# REQUIREMENT
All lines of the listing below must be reproduced character for character.

# DATA RECORDS

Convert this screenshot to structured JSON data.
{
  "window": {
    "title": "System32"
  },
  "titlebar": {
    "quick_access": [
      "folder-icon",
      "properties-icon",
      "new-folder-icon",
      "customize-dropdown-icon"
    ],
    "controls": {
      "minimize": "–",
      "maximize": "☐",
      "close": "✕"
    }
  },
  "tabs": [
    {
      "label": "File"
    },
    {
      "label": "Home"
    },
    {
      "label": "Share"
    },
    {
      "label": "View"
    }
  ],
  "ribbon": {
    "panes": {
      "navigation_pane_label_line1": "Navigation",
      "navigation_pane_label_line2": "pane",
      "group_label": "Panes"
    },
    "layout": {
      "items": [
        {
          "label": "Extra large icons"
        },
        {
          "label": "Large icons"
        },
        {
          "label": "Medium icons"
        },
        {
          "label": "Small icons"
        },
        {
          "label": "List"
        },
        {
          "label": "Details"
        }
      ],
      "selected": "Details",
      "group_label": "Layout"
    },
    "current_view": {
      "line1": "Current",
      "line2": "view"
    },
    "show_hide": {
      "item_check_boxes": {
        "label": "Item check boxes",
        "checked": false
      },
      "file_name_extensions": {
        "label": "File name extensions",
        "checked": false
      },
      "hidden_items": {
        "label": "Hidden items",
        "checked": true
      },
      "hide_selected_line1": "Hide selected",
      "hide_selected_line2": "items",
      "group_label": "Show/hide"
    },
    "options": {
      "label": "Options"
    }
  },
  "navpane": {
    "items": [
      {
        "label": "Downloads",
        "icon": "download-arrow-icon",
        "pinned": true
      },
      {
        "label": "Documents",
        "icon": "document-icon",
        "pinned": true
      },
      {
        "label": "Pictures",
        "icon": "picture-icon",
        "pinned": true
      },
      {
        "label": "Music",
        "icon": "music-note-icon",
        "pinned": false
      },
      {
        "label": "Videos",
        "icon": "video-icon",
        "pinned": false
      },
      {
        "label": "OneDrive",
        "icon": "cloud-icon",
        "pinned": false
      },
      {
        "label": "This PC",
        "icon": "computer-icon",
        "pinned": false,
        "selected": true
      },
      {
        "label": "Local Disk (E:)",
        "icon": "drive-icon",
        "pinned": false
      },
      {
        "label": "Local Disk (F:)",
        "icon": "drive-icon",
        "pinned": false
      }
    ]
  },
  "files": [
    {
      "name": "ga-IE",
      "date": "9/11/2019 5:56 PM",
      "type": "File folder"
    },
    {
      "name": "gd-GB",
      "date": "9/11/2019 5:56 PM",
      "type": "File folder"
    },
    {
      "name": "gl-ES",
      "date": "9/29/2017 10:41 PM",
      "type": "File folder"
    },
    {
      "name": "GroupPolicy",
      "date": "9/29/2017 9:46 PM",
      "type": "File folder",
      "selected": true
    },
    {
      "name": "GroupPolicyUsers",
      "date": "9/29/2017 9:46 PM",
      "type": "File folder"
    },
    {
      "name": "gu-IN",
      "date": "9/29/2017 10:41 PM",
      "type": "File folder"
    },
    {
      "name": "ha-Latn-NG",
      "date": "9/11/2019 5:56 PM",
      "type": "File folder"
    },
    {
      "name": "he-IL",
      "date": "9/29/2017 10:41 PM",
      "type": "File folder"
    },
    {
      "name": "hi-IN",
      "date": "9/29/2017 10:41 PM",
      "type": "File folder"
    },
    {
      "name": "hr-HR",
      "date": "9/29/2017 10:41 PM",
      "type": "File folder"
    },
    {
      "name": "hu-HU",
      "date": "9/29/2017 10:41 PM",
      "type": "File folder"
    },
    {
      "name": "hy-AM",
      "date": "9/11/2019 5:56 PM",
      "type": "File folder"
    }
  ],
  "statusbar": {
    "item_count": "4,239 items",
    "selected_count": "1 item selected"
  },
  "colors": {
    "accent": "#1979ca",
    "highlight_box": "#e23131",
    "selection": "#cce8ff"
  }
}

# ANSWER TO THE EXERCISE
Convert this screenshot to structured JSON data.
{
  "window": {
    "title": "System32"
  },
  "titlebar": {
    "quick_access": [
      "folder-icon",
      "properties-icon",
      "new-folder-icon",
      "customize-dropdown-icon"
    ],
    "controls": {
      "minimize": "–",
      "maximize": "☐",
      "close": "✕"
    }
  },
  "tabs": [
    {
      "label": "File"
    },
    {
      "label": "Home"
    },
    {
      "label": "Share"
    },
    {
      "label": "View"
    }
  ],
  "ribbon": {
    "panes": {
      "navigation_pane_label_line1": "Navigation",
      "navigation_pane_label_line2": "pane",
      "group_label": "Panes"
    },
    "layout": {
      "items": [
        {
          "label": "Extra large icons"
        },
        {
          "label": "Large icons"
        },
        {
          "label": "Medium icons"
        },
        {
          "label": "Small icons"
        },
        {
          "label": "List"
        },
        {
          "label": "Details"
        }
      ],
      "selected": "Details",
      "group_label": "Layout"
    },
    "current_view": {
      "line1": "Current",
      "line2": "view"
    },
    "show_hide": {
      "item_check_boxes": {
        "label": "Item check boxes",
        "checked": false
      },
      "file_name_extensions": {
        "label": "File name extensions",
        "checked": false
      },
      "hidden_items": {
        "label": "Hidden items",
        "checked": true
      },
      "hide_selected_line1": "Hide selected",
      "hide_selected_line2": "items",
      "group_label": "Show/hide"
    },
    "options": {
      "label": "Options"
    }
  },
  "navpane": {
    "items": [
      {
        "label": "Downloads",
        "icon": "download-arrow-icon",
        "pinned": true
      },
      {
        "label": "Documents",
        "icon": "document-icon",
        "pinned": true
      },
      {
        "label": "Pictures",
        "icon": "picture-icon",
        "pinned": true
      },
      {
        "label": "Music",
        "icon": "music-note-icon",
        "pinned": false
      },
      {
        "label": "Videos",
        "icon": "video-icon",
        "pinned": false
      },
      {
        "label": "OneDrive",
        "icon": "cloud-icon",
        "pinned": false
      },
      {
        "label": "This PC",
        "icon": "computer-icon",
        "pinned": false,
        "selected": true
      },
      {
        "label": "Local Disk (E:)",
        "icon": "drive-icon",
        "pinned": false
      },
      {
        "label": "Local Disk (F:)",
        "icon": "drive-icon",
        "pinned": false
      }
    ]
  },
  "files": [
    {
      "name": "ga-IE",
      "date": "9/11/2019 5:56 PM",
      "type": "File folder"
    },
    {
      "name": "gd-GB",
      "date": "9/11/2019 5:56 PM",
      "type": "File folder"
    },
    {
      "name": "gl-ES",
      "date": "9/29/2017 10:41 PM",
      "type": "File folder"
    },
    {
      "name": "GroupPolicy",
      "date": "9/29/2017 9:46 PM",
      "type": "File folder",
      "selected": true
    },
    {
      "name": "GroupPolicyUsers",
      "date": "9/29/2017 9:46 PM",
      "type": "File folder"
    },
    {
      "name": "gu-IN",
      "date": "9/29/2017 10:41 PM",
      "type": "File folder"
    },
    {
      "name": "ha-Latn-NG",
      "date": "9/11/2019 5:56 PM",
      "type": "File folder"
    },
    {
      "name": "he-IL",
      "date": "9/29/2017 10:41 PM",
      "type": "File folder"
    },
    {
      "name": "hi-IN",
      "date": "9/29/2017 10:41 PM",
      "type": "File folder"
    },
    {
      "name": "hr-HR",
      "date": "9/29/2017 10:41 PM",
      "type": "File folder"
    },
    {
      "name": "hu-HU",
      "date": "9/29/2017 10:41 PM",
      "type": "File folder"
    },
    {
      "name": "hy-AM",
      "date": "9/11/2019 5:56 PM",
      "type": "File folder"
    }
  ],
  "statusbar": {
    "item_count": "4,239 items",
    "selected_count": "1 item selected"
  },
  "colors": {
    "accent": "#1979ca",
    "highlight_box": "#e23131",
    "selection": "#cce8ff"
  }
}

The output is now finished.